### [Work item]
From the entries below, extract every line that includes the word "Kuopio".

(Beginning of Data for processing)

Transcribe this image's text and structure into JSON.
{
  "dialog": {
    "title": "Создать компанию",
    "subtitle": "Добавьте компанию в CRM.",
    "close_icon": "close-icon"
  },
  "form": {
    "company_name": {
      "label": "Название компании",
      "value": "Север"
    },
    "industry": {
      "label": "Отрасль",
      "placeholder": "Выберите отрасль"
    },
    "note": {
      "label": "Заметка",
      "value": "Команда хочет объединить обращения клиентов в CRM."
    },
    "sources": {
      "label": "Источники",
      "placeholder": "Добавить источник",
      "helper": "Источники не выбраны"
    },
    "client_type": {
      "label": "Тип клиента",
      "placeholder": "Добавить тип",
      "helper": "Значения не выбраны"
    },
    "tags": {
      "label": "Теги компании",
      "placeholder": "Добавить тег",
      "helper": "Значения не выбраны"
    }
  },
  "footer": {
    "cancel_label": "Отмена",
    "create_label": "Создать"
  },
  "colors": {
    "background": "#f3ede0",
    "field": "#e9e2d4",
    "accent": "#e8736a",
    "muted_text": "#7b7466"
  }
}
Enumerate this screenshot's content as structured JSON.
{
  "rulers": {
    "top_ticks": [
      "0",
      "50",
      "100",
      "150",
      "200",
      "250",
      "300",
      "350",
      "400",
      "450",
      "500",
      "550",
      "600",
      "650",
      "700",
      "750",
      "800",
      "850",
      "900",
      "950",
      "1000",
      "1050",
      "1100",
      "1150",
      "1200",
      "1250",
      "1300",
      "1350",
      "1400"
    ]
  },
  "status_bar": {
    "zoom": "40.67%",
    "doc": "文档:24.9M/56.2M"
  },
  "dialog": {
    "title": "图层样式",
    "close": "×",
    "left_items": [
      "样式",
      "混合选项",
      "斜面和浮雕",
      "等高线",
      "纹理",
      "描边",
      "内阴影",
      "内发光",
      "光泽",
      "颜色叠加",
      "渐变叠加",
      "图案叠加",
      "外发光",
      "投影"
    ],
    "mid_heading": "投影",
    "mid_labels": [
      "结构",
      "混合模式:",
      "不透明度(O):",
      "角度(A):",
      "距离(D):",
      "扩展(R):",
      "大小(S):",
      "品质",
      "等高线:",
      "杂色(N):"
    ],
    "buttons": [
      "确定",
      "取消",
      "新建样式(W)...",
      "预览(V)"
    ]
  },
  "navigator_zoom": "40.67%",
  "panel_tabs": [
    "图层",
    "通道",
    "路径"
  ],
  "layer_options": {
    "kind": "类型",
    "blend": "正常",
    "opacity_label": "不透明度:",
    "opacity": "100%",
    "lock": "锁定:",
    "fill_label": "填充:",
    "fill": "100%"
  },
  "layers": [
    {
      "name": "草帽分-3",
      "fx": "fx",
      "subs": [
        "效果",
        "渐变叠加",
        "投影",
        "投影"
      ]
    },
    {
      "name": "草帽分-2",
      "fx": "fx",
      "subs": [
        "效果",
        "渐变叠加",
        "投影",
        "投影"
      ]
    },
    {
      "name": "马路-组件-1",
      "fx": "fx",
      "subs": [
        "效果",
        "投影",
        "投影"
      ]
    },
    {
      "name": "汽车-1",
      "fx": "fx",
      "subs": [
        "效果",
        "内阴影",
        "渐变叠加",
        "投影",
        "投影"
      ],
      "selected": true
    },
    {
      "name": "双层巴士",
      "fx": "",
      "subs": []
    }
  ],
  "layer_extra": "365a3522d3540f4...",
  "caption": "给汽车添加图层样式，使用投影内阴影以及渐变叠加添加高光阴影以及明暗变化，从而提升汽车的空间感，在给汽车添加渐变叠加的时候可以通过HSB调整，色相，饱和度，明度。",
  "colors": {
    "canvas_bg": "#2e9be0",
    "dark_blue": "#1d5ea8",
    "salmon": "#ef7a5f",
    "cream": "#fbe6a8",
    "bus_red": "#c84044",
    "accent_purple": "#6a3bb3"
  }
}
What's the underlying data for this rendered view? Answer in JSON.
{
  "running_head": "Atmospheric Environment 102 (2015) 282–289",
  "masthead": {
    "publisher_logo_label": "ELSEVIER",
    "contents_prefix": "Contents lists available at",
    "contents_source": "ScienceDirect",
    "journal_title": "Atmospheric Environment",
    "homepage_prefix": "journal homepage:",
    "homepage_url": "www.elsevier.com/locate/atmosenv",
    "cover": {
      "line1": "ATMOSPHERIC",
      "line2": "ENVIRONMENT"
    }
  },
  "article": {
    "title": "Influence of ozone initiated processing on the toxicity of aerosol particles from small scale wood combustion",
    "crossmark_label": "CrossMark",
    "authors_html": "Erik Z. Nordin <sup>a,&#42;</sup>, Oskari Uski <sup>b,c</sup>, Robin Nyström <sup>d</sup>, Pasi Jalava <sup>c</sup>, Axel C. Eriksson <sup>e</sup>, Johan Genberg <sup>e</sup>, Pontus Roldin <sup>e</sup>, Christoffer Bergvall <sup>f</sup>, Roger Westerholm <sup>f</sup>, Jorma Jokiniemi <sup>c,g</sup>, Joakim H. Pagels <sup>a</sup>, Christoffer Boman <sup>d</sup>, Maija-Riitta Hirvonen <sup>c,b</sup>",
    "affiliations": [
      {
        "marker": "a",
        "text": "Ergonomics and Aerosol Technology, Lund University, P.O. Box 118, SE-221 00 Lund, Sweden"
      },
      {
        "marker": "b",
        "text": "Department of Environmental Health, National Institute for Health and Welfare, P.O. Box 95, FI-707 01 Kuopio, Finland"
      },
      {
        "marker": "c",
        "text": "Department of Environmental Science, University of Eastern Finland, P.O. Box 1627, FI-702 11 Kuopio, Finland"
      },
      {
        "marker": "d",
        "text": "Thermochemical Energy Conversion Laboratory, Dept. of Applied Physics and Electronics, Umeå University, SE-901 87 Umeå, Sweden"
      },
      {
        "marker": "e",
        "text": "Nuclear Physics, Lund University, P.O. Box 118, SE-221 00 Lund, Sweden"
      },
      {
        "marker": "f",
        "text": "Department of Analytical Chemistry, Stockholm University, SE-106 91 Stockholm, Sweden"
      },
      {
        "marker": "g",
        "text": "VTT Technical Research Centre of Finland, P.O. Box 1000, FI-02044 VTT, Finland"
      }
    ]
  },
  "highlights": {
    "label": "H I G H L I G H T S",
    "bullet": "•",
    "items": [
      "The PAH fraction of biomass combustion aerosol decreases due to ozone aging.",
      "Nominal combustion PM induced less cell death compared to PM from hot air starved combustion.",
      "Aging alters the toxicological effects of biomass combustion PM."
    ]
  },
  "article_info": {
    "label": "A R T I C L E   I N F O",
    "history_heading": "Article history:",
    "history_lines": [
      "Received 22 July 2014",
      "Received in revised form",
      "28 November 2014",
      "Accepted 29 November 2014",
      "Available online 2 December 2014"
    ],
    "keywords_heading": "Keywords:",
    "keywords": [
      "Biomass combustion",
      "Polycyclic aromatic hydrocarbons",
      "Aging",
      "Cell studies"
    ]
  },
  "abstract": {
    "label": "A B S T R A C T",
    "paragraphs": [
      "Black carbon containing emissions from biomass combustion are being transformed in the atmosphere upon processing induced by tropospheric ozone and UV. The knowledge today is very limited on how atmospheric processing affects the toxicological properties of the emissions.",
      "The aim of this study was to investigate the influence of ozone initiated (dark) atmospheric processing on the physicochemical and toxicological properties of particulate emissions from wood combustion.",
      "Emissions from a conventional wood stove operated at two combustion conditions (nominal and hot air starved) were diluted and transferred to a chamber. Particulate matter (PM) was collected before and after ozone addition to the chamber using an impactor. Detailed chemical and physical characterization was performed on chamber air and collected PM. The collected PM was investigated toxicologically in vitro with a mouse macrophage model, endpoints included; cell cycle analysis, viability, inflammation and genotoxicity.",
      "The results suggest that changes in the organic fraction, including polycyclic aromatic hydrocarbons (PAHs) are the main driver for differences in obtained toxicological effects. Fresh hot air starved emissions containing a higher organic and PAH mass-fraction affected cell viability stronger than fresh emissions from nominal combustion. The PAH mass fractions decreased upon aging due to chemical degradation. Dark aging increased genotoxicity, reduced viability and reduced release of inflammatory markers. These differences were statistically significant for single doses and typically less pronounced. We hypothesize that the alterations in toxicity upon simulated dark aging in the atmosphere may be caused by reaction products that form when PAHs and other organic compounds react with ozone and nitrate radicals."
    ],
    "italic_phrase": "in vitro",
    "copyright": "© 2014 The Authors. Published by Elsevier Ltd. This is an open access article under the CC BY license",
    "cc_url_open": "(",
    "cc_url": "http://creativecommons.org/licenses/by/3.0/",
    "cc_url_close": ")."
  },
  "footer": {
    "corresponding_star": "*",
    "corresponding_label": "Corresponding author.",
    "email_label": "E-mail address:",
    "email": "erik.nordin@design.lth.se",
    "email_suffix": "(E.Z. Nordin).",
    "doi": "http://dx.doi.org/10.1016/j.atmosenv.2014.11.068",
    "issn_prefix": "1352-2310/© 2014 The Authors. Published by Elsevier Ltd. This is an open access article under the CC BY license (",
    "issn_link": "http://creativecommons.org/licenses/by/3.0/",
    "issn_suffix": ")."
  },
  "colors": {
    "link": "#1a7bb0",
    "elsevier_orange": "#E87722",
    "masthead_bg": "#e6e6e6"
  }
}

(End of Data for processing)

### [Result for this exercise]
        "text": "Department of Environmental Health, National Institute for Health and Welfare, P.O. Box 95, FI-707 01 Kuopio, Finland"
        "text": "Department of Environmental Science, University of Eastern Finland, P.O. Box 1627, FI-702 11 Kuopio, Finland"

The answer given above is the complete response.